Children are born with amazing capacities for forming relationships. This ability is what many parents see as the sweet emotional openness of their little ones. The challenge isn’t that we fail to teach our children how to form relationships, they are born knowing how. The challenge is we live in a culture that intentionally suppresses these capacities in our children as they grow older and move out into the world.
Think of it this way: Children first begin learning to speak when they are toddlers. But what would happen if our toddlers were hit, shamed or laughed at every time they mispronounced their first words? How quickly would they stop trying to talk at all?
Our young children, especially our sons, are at risk for this very outcome when they attempt to express emotionally.
As part of the research for her book When Boys Become Boys (2014), Dr. Judy Chu of Stanford University followed a group of four and five year old boys for two years. She documented how our sons are trained away from their early capacity for being emotionally perceptive, articulate and responsive.
She found that starting in kindergarten, our sons are trained towards the emotionally disconnected stereotype our culture projects onto them; given little choice but to conform in the name of being considered “real boys.”
As they grow older, our sons are taught to “man up” in increasingly aggressive and belligerent ways. They are taught by their peers, their coaches, their teachers and even their families that real men don’t show their emotions. As a result, they cease exploring the nuances of relational communication; the ways in which we grow and deepen our relationships through the back and forth of relating in authentic, distinctive ways. Instead, they hide what is authentic about themselves, they live more isolated lives, all the result of being shut off from the authentic interpersonal connections that emotional expression can create.

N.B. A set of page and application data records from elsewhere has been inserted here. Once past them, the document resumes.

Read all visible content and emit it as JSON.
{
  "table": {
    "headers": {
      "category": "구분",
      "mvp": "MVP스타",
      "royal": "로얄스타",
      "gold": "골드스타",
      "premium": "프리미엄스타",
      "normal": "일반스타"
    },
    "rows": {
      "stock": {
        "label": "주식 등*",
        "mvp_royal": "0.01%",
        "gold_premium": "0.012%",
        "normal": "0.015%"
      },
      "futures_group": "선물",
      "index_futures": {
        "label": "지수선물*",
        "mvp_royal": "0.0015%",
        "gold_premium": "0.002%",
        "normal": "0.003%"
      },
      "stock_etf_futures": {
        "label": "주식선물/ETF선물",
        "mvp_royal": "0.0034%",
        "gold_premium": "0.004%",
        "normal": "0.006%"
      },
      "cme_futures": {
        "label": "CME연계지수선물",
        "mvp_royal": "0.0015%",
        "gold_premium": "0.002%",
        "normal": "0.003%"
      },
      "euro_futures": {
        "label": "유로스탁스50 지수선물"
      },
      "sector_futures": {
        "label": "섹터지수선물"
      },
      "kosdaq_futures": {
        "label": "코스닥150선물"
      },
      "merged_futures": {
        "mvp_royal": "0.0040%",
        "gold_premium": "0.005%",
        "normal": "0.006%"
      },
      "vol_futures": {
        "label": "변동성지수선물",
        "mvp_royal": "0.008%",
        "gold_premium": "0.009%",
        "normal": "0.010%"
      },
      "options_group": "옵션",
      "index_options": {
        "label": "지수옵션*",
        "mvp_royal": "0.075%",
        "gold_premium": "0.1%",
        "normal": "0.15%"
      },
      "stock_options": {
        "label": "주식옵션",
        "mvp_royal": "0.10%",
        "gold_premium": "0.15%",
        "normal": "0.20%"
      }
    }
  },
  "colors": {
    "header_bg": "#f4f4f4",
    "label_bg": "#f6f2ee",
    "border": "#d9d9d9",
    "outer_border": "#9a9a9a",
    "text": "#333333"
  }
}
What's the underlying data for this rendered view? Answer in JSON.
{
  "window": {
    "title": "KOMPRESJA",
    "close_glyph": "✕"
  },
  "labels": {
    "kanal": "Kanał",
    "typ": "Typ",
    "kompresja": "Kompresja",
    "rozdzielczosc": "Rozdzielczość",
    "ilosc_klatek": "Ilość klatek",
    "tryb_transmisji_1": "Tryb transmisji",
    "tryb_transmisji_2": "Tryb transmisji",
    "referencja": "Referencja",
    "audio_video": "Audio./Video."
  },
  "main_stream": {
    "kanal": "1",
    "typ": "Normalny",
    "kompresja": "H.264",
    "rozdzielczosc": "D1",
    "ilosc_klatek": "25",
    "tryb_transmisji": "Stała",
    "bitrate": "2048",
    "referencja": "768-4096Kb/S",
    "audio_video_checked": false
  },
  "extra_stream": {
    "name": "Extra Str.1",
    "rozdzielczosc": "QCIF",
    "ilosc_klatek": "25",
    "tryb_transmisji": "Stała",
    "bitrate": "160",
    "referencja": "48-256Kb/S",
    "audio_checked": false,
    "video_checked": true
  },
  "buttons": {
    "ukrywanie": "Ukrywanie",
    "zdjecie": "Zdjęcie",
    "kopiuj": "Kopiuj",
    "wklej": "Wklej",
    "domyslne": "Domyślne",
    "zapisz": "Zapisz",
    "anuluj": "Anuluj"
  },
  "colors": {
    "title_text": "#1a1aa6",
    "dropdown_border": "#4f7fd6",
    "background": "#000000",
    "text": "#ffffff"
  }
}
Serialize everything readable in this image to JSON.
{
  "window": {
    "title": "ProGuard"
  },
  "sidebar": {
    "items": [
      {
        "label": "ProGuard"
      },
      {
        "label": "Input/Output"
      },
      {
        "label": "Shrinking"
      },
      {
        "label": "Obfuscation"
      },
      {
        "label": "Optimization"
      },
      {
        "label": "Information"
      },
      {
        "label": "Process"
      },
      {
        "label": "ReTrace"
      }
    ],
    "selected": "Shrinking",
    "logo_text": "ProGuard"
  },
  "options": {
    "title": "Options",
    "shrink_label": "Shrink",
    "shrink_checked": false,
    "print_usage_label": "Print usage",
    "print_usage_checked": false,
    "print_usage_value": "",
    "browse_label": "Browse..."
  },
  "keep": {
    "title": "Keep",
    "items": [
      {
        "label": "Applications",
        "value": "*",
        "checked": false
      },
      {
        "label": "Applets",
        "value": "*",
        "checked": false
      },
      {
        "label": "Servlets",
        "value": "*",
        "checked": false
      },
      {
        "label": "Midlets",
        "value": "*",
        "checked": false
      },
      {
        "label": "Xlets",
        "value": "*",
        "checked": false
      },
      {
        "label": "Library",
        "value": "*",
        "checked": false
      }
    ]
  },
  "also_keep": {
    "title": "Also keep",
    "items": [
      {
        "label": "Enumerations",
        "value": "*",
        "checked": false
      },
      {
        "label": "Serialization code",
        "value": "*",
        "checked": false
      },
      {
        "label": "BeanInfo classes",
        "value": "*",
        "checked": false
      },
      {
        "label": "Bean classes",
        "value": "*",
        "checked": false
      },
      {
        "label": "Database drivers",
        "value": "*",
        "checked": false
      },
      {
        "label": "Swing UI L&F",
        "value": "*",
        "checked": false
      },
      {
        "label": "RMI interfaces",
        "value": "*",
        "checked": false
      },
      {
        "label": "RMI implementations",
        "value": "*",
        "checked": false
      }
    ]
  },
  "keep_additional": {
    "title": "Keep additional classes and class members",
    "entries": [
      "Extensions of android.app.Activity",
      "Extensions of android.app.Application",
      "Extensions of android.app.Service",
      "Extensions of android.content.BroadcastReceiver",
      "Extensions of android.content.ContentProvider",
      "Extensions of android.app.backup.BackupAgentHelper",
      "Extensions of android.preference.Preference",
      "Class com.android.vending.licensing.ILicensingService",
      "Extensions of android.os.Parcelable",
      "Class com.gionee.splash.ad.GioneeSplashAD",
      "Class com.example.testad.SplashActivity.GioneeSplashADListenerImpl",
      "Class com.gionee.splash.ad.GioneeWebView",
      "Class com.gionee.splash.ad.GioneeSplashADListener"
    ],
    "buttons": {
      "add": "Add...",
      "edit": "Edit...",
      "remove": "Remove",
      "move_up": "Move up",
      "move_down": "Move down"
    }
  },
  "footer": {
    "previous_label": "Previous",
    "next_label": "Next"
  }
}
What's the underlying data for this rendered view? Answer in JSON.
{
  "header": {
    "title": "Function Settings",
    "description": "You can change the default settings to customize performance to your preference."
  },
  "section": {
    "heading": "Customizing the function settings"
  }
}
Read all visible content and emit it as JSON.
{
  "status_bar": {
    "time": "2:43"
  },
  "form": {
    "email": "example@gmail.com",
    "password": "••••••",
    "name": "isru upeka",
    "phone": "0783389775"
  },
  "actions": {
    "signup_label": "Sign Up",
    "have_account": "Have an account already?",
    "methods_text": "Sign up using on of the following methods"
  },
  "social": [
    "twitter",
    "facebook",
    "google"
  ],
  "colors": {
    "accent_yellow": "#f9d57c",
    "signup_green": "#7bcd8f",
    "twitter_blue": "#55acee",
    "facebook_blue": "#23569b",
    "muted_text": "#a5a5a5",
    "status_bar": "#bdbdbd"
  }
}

Our daughters face similar restrictions of their relational capacities.
We limit them to what might be called the greeting card school of emotional expression. We allow the expression of sympathy or celebration but more complex, volatile or dark emotions are forbidden. There are no greeting cards for rage or despair, feelings far too many of our daughters are trained to hide away and suppress.
It is miraculous that newborn babies are already tracking the subtle and nuanced verbal and non verbal cues by which human beings communicate. The question is, do we want our children to use those amazing skills to grow their connection in the world or to track the cultural messages that tell them to suppress their connection?
Additionally, we can unintentionally limit our children’s exploration of their relational capacities. We block their relational growth by telling them the “right” ways to feel instead of helping them work through the more complex feelings that can arise for them. We might tend to correct them for getting upset, expressing emotions that make us uncomfortable; emotions like anger, sadness or fear.
When we suppress our children’s emotional expression, we limit their capacity to form relationships, because it is in relationships that emotions get co-created.
In order to avoid displaying unwelcome forms of expression, many children (and adults) engage in more perfunctory superficial relationships, or simply withdraw from relating altogether. This withdrawal represents a pivotal moment in our development, because how we relate creates who we are becoming.
Our robust networks of personal and professional relationships are the source of resiliency for us during times of personal crisis, natural disasters or economic upheaval. Without a network of meaningful, joyful relationships, we are far more likely to fall into depression, isolation and chronic illness. Growing our children’s relational intelligence will improve their emotional and physical health over the course of their lifetimes.
In fact, it will improve every metric by which we measure quality of life.
Our culture is giving our sons a message to shut up; to not talk about what they are feeling. It is telling our daughters to only express a limited set of “approved” emotions; the greeting card school of emotional expression. Without a loving and consistent counter message, the vibrant, healthy, emotionally connecting parts of our children will slowly be hidden away and silenced.
It’s up to us, as parents, to give our children a different message. We can instead encourage our children to explore and grow their relational intelligence early on, ensuring they are better able to connect in relationship to others.
Relational intelligence is the understanding of how we co-create healthy relationships.
The good news is our children are ready to engage in this lifelong process. We’re talking about growing the interpersonal super powers that every human being is born with. We are all born with these powerful capacities. We simply need relationships in which we are encouraged to grow them. What’s more, our children don’t need this encouragement to be happening everywhere, they simply need to be getting this encouragement in some central part of their lives.
And there is no better place than within our own families. And what is even more promising? When we help our children grow their relational intelligence, we grow our own as well.
This article includes excerpts from The Relational Book for Parenting. See our video below.
Want to raise sons and daughters who can create and sustain lasting joyful relationships? Get The Relational Book for Parenting, by Mark Greene and Dr. Saliha Bava.
The Relational Book for Parenting uses comics, fables, articles, and games to help families’ grow their relationship superpowers in the daily back and forth of parenting. It’s a joyful, accessible, parent-friendly cure for what ails our isolating culture, helping us to raise a generation of young people better able to connect, collaborate and innovate across differences. The book is available here: http://a.co/ej1kAgi
Here’s a two minute video on The Relational Book for Parenting. Have a look! See more of what’s inside our book at ThinkPlayPartners.com.